- _To do_
A line counts if it contains the word "this" at least once. State how many such lines the records contain, giving the number alone.

- _Information shown_

====

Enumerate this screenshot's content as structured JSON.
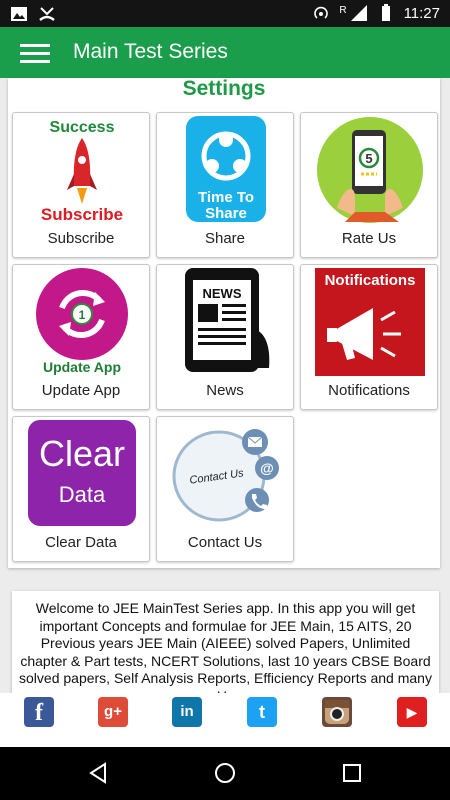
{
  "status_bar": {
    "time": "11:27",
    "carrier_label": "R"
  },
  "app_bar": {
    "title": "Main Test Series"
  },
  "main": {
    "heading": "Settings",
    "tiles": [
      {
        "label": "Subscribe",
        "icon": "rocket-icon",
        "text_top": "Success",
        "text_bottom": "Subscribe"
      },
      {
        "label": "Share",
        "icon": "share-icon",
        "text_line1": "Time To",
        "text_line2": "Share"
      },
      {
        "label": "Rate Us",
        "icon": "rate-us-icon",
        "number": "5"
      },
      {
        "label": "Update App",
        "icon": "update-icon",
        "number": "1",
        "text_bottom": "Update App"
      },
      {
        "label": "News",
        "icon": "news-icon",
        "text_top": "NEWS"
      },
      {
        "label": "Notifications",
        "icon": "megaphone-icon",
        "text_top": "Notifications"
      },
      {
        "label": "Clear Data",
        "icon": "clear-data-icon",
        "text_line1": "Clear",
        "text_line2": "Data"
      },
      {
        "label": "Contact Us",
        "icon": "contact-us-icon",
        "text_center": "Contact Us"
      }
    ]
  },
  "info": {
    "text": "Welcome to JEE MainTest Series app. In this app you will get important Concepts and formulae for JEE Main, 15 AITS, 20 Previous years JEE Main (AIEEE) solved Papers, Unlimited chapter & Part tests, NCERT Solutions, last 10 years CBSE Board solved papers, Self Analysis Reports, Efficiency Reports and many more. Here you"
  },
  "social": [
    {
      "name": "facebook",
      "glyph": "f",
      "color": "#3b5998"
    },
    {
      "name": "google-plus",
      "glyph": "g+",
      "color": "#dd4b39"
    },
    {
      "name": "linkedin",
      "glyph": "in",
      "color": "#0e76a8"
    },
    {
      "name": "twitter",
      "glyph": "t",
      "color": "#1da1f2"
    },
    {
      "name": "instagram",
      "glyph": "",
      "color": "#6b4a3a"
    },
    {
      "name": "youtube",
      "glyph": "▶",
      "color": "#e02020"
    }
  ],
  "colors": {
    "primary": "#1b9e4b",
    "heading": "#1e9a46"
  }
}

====

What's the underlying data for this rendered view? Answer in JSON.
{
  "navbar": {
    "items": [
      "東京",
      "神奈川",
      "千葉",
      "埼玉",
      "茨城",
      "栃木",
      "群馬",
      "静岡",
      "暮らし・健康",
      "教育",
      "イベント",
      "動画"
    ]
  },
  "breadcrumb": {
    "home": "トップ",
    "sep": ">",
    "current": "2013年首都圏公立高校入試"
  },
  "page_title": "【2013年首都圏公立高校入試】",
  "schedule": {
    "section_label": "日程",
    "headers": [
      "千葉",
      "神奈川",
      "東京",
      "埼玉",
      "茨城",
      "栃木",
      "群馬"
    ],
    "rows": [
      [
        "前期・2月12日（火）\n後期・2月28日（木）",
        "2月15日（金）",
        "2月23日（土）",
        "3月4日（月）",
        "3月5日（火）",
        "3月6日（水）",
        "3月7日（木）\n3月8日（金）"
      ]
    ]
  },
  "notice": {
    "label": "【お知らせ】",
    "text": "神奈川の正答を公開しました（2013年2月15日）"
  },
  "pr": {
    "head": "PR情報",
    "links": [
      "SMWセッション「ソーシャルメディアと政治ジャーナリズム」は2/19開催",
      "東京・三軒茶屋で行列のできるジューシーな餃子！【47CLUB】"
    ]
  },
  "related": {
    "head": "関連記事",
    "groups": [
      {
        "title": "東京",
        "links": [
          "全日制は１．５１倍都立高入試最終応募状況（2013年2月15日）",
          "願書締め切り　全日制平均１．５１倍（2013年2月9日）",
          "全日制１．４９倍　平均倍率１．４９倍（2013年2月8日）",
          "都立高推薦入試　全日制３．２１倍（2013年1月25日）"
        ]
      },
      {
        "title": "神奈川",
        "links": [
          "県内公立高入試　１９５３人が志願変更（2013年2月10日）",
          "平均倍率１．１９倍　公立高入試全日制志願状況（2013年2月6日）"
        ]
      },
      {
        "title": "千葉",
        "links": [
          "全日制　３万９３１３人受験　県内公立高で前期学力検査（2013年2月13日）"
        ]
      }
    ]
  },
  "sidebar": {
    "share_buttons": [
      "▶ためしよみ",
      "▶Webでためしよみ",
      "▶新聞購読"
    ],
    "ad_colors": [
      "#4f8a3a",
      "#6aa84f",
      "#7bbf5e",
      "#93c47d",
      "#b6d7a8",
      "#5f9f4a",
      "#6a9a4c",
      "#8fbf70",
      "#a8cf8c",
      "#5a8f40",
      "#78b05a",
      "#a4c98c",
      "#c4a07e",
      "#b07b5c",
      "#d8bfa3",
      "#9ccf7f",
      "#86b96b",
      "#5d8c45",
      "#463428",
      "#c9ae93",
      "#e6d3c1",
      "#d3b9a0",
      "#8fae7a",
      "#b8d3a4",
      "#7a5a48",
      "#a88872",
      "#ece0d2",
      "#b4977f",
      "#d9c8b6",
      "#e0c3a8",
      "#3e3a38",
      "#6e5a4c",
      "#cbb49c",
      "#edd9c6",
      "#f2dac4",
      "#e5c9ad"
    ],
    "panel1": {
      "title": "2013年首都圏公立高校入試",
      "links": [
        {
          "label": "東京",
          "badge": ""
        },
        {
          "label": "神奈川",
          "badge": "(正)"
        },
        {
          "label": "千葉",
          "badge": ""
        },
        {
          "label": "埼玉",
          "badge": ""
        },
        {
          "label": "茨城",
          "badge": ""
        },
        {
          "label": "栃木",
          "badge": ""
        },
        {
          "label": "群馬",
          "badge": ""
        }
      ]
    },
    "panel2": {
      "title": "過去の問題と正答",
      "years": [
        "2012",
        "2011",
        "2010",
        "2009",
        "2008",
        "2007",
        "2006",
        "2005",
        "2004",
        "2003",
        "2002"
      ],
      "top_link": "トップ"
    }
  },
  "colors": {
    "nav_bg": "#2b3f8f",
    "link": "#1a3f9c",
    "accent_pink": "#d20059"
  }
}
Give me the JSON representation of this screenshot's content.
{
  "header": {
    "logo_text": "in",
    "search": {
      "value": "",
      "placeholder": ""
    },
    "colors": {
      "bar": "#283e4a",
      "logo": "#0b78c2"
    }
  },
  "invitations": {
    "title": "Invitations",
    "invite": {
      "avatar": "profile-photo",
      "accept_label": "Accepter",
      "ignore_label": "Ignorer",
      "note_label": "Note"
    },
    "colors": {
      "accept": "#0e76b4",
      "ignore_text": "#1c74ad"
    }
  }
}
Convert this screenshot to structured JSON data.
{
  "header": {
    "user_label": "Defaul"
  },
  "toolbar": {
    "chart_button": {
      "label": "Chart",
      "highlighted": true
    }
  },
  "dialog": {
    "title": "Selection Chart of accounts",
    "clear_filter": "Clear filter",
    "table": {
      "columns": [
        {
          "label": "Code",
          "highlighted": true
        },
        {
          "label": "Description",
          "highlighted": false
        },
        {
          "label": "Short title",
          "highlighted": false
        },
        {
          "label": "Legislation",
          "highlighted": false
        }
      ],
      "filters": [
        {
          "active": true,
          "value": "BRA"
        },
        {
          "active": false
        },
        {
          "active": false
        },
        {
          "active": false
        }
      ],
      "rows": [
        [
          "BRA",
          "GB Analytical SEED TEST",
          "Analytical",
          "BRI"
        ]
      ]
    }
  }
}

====

- _Exercise output_
5